  4. Michael Connelly – I will confess that I had not read any of Connelly’s work until after I had seen the first season of Bosch, starring Titus Welliver. Now I am hooked on both the tv series and the novels of Harry Bosch. His new character of Renée Ballard in The Late Show is an instant hit as well. I love the way Connelly’s novels are so detailed in procedure and description of place; even though these are the two biggest weaknesses in my own writing. Bosch’s need to right wrongs, no matter what the cost, is very compelling.
  5. P.G. Wodehouse – My wife takes the credit for this one! Wodehouse is her favourite author, especially Jeeves and Wooster, and Lord Emsworth at Blandings Castle. I can’t tell you the number of hours in which these characters have rattled around my head via audiobooks. What has remained is the flow of the conversations between the characters and the simple but effective plotting. If you haven’t encountered Wodehouse then what are you waiting for?

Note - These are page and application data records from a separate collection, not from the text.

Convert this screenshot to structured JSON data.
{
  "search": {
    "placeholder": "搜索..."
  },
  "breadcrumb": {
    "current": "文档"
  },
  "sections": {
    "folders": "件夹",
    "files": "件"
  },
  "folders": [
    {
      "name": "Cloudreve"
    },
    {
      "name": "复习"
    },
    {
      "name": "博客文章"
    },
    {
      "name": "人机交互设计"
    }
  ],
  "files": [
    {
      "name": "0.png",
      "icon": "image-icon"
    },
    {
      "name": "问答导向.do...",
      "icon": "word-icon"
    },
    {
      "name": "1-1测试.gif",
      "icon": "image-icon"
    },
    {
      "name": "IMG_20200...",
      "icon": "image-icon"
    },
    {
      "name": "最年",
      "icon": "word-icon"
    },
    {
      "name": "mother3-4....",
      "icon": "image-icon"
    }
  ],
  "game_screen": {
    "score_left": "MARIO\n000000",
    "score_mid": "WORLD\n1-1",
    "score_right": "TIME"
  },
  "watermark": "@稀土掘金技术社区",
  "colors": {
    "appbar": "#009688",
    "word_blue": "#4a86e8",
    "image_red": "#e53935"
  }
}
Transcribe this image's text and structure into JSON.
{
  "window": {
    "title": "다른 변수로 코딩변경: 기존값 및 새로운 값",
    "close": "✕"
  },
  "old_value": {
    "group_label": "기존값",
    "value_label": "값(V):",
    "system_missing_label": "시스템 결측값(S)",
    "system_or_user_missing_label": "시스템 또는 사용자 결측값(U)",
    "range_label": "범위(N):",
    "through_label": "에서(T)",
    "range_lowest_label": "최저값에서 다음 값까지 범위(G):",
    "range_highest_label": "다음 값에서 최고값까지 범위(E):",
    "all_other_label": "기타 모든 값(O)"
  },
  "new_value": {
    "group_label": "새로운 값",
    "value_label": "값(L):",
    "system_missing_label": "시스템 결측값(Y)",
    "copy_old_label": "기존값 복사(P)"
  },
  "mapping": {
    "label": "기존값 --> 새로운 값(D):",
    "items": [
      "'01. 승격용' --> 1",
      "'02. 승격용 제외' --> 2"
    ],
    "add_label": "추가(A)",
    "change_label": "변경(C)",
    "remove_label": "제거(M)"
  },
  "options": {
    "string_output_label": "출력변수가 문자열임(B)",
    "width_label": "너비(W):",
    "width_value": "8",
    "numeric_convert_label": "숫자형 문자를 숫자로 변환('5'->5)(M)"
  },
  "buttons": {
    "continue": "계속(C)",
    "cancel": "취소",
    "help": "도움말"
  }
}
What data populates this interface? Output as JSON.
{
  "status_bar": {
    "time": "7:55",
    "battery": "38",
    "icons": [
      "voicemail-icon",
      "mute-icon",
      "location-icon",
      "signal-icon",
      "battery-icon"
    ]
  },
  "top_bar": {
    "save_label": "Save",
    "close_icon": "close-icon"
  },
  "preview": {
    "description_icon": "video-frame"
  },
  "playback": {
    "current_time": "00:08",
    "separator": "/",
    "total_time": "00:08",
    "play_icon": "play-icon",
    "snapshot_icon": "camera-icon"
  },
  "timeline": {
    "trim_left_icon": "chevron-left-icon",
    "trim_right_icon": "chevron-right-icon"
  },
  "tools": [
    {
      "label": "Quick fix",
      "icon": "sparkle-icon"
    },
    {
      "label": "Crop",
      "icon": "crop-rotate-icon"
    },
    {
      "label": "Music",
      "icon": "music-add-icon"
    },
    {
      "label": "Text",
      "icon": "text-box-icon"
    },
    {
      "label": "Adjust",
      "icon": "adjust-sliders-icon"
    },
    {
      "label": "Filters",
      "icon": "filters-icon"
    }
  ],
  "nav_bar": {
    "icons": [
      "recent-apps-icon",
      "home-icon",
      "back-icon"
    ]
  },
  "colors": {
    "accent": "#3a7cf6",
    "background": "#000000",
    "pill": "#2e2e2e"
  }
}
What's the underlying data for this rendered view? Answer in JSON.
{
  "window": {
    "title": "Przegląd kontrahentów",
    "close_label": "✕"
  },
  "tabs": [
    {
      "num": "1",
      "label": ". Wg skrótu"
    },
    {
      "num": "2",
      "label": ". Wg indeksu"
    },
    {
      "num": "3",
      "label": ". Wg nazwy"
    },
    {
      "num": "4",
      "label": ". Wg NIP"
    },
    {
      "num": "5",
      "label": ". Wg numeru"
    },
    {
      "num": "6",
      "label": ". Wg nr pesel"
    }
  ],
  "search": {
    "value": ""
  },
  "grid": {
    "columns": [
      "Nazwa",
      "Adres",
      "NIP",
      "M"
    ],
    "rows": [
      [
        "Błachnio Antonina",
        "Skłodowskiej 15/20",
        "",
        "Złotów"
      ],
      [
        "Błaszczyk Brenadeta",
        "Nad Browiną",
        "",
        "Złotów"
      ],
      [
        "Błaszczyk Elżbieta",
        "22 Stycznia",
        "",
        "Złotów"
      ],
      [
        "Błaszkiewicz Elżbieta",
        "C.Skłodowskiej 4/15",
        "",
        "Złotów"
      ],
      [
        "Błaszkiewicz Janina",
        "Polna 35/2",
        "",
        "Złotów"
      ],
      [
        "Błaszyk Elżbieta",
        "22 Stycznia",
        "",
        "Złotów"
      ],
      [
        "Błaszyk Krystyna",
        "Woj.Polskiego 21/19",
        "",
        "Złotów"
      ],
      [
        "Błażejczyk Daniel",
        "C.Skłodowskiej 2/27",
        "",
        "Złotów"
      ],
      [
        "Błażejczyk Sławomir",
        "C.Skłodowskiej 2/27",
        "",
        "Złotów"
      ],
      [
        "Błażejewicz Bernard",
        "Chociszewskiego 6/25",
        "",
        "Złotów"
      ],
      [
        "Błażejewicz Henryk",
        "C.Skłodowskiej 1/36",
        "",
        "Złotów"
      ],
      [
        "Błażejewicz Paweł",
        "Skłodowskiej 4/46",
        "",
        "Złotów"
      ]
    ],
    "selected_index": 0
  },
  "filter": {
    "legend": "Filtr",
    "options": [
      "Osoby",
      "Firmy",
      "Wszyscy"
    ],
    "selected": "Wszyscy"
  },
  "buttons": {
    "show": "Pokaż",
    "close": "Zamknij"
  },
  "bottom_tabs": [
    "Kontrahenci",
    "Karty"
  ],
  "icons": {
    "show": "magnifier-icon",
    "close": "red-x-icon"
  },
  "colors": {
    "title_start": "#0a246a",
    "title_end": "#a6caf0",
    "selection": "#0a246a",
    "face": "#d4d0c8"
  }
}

So, there you go. My famous five. Along with a few simple reasons why.

I look forward to hearing about your five.

Where You Live.

In, British designer and tv presenter, Kevin McLoud’s 43 Principles of Home, he makes the following observations in Principle 16,

Make the context of where you live part of your narrative . . . Research local history . . . Memorise your landmarks . . . Study the flora, fauna, and geology of your place . . .

And most importantly,

Invent a story for your place.

So what is the story of your place?

I confess to being poor at the background setting and surroundings. For me a building is a building and the number of floors might make a difference if I need the protagonist to jump off, but I’m not to fussy about the name or the colour or any other feature of significance.

However, for many novels and stories, the place is significant.

Reviewers and journalists write of Inspector Morse’s Oxford, or Rebus’ Edinburgh. Lee Child gives the latest place Jack Reacher visits a name and some curious quirk of past history, even if he does confess to making some of it up on occasion.

So, consider giving your story’s location an overhaul in terms of location information.

Readers seem to like being able to fix a story to a particular location.

Or, consider where you live and, as per Principle 16, invent a story for right there.

100% What You Want.

Bestselling author of the Jack Reacher series, Lee Child, wrote about reading and writing,

. . . You never find a book that’s 100% what you want, so you have to write it yourself.

So what is your favourite genre? Or writer? And what are they not doing which you want them to?

Now take those ideas and begin to craft the story you most want to read.

Lee Child probably won’t make Jack Reacher President and tackle key issues in his usual straight forward style. John Le Carre probably won’t team George Smiley up with Jason Bourne. And maybe Tom Hardy won’t become the next James Bond.

But there will be a lot of other readers out there which will think like you do and they will be happy to discover your books.